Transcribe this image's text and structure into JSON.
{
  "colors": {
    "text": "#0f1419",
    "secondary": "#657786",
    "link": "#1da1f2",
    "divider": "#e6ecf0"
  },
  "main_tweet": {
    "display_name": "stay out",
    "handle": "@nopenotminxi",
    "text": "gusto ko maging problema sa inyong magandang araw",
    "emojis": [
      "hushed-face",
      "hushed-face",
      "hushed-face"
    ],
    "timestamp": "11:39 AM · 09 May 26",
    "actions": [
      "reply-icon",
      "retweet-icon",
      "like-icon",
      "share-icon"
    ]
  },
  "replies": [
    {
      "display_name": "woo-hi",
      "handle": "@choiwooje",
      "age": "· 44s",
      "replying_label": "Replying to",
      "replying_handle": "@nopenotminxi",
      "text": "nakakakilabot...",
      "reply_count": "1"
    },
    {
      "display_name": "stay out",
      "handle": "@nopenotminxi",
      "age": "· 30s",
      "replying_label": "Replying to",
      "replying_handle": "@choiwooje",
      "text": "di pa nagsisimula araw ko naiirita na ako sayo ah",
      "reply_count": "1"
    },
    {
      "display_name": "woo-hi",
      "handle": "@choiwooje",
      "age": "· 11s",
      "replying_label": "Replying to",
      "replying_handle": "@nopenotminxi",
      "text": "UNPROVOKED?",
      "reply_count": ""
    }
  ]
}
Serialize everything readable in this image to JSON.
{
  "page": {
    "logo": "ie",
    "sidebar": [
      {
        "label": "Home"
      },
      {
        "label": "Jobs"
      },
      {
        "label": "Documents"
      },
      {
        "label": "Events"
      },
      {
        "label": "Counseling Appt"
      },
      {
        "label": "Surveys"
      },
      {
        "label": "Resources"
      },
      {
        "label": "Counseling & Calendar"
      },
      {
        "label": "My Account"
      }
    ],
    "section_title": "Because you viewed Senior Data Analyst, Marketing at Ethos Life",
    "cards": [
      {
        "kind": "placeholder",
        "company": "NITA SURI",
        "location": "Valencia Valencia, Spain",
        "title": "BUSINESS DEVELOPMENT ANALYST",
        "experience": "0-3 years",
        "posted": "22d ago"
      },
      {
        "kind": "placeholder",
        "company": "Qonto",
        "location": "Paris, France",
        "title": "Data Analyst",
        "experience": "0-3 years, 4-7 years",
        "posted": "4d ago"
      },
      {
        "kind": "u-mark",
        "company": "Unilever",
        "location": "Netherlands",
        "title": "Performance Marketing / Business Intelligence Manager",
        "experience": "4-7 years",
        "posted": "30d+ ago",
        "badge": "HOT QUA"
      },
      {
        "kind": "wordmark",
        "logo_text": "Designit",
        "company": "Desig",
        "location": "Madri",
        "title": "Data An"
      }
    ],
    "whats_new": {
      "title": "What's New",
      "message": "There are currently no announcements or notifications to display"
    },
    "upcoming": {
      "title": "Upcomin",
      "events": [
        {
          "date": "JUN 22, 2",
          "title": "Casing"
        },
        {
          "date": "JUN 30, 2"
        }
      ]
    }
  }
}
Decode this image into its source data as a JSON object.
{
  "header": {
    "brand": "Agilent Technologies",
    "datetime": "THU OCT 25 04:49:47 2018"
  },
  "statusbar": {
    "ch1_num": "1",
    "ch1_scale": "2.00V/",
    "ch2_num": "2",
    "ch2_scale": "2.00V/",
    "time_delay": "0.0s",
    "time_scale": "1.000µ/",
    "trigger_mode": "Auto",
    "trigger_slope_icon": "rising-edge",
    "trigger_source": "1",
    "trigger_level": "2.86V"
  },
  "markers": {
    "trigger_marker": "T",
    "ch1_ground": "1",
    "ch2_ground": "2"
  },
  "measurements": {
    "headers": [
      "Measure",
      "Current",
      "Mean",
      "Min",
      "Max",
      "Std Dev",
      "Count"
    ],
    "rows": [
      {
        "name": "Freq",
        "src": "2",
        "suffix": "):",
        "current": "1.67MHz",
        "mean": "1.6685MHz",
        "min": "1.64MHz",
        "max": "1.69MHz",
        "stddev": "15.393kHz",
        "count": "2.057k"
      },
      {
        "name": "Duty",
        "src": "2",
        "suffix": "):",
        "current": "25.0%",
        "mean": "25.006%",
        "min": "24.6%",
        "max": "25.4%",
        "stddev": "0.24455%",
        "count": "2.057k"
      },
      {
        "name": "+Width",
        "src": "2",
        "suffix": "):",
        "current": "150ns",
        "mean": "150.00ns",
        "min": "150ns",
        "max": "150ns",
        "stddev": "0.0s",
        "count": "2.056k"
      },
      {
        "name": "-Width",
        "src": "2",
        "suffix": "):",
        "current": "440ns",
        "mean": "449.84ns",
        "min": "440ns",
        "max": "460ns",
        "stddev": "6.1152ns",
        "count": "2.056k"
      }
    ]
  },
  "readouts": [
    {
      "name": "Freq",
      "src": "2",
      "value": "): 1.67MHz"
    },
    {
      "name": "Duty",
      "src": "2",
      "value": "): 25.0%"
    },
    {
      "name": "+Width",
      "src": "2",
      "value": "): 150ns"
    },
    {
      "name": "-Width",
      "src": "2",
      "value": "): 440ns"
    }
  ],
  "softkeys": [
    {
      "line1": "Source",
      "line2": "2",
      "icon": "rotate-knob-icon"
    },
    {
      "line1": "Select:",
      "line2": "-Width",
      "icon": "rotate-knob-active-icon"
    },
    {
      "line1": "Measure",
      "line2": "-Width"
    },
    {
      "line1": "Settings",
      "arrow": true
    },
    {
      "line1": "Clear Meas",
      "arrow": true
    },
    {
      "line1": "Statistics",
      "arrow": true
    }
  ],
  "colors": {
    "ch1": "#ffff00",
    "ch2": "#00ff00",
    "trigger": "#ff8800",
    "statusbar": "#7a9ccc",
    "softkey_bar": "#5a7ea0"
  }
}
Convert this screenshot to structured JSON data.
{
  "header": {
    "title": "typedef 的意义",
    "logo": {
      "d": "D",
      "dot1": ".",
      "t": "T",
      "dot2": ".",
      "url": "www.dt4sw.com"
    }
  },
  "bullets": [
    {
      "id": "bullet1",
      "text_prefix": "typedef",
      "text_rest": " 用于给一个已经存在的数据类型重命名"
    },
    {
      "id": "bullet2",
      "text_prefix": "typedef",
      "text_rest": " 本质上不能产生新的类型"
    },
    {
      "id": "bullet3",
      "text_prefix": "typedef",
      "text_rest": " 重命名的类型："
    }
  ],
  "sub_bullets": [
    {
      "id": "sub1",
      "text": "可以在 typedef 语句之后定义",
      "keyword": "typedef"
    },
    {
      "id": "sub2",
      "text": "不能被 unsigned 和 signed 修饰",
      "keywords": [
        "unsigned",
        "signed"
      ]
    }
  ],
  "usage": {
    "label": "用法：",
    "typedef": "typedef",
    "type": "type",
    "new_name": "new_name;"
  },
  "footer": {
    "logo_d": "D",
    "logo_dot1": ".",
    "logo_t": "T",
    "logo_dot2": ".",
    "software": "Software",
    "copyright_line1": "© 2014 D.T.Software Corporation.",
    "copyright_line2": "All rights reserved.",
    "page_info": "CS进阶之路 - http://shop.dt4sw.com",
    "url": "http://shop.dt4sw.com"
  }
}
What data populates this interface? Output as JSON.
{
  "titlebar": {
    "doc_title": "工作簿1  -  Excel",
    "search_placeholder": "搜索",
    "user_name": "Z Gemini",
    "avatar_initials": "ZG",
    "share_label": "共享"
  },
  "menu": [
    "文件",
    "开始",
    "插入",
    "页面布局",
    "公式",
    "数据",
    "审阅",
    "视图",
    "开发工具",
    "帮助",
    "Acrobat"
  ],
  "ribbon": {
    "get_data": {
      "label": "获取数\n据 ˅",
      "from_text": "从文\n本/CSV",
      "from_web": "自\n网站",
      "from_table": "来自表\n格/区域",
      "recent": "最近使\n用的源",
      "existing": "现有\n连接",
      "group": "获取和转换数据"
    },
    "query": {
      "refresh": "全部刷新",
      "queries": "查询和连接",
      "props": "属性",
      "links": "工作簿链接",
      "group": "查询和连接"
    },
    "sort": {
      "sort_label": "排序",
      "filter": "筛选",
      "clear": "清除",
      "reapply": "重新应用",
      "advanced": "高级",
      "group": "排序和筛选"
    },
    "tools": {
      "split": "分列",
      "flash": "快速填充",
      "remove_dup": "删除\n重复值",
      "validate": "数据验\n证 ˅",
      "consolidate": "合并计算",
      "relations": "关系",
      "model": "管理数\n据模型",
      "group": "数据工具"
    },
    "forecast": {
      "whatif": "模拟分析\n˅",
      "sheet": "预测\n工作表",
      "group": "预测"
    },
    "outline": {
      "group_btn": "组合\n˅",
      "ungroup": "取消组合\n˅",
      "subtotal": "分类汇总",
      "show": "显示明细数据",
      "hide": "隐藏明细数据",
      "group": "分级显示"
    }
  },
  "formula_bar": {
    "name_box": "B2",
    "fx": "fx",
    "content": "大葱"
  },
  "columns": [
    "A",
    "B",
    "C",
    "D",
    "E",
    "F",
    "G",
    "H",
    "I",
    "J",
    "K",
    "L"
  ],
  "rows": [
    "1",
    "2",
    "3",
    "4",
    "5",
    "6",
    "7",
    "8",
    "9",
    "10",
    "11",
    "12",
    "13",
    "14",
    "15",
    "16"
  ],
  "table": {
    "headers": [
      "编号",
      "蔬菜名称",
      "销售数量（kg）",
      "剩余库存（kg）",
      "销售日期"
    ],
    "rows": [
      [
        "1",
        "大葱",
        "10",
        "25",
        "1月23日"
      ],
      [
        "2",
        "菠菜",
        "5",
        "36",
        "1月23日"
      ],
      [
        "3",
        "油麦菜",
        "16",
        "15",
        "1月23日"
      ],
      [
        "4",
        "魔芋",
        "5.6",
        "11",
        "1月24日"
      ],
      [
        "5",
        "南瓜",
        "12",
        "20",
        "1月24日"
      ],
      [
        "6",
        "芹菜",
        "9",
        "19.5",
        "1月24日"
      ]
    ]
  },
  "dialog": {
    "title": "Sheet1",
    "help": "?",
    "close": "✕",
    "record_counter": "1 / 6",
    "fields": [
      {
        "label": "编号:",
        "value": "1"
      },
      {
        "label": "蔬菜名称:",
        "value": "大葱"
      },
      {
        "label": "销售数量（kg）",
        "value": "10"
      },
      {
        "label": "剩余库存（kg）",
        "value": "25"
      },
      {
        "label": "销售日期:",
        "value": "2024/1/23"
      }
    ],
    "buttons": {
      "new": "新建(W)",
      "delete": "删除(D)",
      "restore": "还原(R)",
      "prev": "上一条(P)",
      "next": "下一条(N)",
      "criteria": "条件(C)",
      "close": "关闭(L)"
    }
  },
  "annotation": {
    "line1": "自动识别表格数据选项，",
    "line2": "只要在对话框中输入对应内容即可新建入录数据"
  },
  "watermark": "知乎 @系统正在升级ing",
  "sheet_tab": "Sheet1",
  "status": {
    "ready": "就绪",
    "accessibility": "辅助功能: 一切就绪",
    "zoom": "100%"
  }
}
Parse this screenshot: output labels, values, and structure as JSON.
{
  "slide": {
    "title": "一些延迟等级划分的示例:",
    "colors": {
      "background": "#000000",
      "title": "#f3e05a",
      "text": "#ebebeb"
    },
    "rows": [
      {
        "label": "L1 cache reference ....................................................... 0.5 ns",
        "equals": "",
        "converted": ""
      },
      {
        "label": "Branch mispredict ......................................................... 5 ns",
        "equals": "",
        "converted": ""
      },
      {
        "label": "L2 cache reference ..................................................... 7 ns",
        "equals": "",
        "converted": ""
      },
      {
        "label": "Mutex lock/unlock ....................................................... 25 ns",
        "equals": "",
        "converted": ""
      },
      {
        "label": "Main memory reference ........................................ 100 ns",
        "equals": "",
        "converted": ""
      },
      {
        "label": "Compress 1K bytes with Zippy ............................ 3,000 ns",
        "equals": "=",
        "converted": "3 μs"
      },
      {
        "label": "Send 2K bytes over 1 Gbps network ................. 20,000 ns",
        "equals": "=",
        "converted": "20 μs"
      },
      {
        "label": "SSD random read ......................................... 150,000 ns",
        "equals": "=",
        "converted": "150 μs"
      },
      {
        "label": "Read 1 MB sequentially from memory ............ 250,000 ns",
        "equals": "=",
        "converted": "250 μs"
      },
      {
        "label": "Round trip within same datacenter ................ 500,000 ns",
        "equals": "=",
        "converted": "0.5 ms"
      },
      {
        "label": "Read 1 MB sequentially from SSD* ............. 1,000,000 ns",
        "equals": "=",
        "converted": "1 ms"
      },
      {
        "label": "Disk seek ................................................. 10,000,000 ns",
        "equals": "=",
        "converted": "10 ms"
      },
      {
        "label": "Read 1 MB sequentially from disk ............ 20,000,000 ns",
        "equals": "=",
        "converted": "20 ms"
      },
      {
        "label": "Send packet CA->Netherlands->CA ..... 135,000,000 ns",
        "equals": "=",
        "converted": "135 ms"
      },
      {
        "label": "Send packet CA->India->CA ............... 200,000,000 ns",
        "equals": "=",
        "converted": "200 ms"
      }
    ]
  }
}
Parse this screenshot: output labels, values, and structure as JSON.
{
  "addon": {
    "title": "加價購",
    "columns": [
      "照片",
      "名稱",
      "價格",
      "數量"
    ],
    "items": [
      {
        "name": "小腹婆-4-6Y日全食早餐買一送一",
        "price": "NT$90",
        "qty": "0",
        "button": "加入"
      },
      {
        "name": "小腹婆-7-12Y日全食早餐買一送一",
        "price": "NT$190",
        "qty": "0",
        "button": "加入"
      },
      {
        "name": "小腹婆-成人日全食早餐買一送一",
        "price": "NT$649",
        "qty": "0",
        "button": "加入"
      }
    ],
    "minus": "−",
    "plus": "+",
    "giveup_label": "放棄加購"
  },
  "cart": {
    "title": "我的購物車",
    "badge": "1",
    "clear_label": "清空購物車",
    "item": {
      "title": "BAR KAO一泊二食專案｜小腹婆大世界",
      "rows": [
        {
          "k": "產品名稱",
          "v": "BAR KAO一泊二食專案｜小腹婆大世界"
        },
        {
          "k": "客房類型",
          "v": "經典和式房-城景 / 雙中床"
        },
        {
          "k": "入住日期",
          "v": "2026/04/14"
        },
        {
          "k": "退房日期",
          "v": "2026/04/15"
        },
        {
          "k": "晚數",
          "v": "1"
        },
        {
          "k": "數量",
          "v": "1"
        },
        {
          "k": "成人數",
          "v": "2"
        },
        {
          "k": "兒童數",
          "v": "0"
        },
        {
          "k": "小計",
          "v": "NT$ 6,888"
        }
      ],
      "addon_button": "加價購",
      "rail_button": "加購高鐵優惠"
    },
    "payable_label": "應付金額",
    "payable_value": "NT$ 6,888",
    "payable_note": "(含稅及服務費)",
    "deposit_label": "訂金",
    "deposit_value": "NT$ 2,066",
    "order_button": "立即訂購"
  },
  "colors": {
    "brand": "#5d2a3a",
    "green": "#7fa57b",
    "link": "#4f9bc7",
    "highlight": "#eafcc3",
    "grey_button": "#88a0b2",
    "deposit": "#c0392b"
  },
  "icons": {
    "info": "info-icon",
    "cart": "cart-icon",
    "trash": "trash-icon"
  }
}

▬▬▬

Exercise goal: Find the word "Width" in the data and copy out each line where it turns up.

Task solution:
        "name": "+Width",
        "name": "-Width",
      "name": "+Width",
      "name": "-Width",
      "line2": "-Width",
      "line2": "-Width"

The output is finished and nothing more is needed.